▸ **ASSIGNED TASK**: Keep every line of the data below that has the string "name" and present those lines.

▸ **DATA IN THIS EXERCISE**:
==============================

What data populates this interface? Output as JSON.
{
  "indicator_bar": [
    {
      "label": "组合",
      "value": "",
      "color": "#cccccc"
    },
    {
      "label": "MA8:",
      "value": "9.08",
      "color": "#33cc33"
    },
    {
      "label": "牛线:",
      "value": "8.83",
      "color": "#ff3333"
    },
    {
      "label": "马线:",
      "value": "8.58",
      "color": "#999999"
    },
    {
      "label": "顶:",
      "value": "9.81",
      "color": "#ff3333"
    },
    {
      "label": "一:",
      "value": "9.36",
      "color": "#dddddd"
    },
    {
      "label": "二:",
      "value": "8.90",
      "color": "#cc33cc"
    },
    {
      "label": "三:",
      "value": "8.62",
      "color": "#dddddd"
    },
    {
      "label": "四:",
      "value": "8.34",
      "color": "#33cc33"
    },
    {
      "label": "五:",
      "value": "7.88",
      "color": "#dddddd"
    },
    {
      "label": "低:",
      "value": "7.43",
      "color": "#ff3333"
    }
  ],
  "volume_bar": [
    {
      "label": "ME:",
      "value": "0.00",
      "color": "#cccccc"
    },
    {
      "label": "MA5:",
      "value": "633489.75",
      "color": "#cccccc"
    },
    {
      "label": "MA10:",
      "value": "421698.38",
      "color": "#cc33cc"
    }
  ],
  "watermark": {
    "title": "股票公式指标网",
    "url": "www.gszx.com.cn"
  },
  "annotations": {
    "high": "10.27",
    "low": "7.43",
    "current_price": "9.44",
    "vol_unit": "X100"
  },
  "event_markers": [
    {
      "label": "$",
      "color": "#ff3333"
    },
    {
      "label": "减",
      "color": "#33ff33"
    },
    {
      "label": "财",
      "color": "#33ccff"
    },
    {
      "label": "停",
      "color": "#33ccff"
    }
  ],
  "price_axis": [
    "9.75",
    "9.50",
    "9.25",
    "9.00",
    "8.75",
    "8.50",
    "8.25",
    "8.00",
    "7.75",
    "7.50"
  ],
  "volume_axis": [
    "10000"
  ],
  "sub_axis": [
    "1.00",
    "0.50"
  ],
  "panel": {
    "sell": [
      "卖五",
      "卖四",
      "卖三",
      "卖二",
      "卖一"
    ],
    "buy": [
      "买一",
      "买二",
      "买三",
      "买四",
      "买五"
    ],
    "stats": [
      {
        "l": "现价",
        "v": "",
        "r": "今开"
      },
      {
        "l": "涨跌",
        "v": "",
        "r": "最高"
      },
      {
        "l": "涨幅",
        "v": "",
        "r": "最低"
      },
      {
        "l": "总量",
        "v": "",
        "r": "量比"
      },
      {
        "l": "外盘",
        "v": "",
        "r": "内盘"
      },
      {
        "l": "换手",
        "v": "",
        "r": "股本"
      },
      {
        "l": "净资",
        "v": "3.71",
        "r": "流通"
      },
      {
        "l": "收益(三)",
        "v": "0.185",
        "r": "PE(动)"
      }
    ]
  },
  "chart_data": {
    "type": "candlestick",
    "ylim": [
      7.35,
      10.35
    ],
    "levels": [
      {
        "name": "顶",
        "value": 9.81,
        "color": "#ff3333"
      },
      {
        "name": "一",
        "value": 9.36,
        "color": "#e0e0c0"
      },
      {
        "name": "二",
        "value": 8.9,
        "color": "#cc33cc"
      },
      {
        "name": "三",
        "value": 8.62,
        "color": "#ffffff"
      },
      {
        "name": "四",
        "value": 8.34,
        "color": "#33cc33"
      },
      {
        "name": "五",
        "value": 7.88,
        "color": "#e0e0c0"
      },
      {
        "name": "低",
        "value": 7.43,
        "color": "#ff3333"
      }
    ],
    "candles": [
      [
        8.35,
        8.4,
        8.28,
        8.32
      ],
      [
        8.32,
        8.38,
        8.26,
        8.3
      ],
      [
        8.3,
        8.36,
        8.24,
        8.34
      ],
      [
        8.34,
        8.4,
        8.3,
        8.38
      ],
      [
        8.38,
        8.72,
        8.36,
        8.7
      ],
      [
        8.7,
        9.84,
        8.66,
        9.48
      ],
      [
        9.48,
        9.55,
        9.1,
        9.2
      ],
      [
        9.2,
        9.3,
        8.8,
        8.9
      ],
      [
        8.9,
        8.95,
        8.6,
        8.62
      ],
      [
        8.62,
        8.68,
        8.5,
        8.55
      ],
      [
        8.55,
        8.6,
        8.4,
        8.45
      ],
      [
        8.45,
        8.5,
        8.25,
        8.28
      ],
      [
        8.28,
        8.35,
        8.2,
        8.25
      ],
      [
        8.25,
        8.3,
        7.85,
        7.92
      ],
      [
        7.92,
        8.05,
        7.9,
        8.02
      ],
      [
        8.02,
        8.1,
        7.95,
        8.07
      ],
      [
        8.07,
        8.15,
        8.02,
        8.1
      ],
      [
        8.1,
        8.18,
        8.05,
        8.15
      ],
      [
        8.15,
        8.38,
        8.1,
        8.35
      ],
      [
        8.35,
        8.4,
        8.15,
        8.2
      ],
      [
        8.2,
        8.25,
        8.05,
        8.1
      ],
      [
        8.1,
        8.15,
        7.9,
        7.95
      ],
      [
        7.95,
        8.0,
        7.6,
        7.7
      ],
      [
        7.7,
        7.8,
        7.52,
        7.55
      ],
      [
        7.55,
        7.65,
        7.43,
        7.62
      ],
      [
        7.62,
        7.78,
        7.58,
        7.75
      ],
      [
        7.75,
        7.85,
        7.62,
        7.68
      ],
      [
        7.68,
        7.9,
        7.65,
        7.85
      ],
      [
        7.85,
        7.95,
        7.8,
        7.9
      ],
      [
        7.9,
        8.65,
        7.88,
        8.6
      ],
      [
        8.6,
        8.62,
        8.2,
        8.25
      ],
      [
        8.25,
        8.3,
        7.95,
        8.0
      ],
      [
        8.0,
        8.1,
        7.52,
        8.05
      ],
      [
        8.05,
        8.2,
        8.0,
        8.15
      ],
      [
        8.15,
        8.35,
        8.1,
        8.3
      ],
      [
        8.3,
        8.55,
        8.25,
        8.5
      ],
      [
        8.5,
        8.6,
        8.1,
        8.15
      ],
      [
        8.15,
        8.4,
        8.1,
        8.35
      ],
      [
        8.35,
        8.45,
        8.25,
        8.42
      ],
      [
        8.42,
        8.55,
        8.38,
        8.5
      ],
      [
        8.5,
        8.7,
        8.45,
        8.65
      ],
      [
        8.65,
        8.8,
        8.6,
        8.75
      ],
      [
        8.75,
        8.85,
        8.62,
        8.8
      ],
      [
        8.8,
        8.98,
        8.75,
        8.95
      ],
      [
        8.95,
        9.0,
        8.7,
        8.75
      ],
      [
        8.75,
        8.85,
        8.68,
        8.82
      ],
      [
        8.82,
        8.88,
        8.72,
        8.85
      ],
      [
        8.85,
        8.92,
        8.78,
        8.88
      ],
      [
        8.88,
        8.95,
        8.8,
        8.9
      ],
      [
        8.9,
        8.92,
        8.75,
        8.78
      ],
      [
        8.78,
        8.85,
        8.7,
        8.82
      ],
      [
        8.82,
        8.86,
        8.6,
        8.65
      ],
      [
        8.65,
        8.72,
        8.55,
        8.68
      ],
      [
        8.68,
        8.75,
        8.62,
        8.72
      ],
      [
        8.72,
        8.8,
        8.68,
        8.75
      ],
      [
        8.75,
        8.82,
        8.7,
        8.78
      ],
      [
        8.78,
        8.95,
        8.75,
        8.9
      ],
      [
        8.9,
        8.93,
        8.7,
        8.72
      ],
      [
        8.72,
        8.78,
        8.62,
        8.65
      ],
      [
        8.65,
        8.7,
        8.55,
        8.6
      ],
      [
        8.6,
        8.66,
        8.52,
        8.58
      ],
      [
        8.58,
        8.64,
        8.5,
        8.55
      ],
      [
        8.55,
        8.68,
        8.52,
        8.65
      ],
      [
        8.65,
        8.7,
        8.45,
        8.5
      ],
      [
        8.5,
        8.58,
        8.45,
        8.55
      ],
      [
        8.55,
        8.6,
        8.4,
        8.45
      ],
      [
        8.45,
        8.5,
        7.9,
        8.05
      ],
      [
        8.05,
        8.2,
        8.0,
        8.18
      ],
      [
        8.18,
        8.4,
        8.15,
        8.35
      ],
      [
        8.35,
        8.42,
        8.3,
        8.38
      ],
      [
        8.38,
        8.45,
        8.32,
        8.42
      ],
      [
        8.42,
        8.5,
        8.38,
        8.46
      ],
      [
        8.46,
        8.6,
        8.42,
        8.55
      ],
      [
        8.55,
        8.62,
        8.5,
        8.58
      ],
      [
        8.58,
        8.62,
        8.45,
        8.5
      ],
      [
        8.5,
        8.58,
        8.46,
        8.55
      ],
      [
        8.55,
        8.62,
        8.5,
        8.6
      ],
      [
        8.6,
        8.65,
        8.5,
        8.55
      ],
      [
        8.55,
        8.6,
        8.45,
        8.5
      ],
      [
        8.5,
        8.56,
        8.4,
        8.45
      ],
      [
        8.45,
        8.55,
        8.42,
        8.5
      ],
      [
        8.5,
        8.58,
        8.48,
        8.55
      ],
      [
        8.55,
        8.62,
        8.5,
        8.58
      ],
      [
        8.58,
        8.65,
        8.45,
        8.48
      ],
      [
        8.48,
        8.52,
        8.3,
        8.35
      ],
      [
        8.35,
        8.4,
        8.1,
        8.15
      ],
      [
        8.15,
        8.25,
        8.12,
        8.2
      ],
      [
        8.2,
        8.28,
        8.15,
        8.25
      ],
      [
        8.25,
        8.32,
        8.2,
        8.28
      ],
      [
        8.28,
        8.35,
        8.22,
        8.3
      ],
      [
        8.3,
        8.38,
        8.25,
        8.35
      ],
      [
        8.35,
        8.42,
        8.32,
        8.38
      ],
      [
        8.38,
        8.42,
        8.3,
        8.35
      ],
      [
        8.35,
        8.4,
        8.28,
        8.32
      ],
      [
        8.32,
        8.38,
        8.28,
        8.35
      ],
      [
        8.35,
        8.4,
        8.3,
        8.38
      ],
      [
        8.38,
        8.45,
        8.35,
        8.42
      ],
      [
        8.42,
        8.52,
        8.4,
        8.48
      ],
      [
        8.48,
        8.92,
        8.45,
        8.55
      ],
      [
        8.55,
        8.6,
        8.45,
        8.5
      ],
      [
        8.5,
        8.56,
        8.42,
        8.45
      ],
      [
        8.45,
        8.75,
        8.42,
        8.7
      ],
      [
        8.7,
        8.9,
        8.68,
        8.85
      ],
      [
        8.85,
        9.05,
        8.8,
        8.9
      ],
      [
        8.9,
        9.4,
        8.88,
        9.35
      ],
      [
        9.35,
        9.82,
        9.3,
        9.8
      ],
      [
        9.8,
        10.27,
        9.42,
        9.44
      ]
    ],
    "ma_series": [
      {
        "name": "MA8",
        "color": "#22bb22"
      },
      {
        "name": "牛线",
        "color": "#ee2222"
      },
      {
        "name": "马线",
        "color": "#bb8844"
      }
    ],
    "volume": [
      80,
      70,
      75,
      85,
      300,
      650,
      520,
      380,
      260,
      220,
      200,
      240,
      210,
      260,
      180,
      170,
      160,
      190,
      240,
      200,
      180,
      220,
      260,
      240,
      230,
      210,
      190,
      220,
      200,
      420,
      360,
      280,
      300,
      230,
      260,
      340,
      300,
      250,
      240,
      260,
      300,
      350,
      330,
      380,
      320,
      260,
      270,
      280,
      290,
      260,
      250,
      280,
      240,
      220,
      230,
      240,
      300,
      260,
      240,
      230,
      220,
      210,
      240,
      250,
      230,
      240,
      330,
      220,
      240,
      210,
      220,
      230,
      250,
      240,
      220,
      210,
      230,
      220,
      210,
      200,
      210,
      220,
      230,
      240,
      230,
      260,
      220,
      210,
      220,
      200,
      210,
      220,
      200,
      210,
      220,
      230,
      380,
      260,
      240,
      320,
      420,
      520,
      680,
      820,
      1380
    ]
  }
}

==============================

▸ **ANSWER FOR THE TASK**:
        "name": "顶",
        "name": "一",
        "name": "二",
        "name": "三",
        "name": "四",
        "name": "五",
        "name": "低",
        "name": "MA8",
        "name": "牛线",
        "name": "马线",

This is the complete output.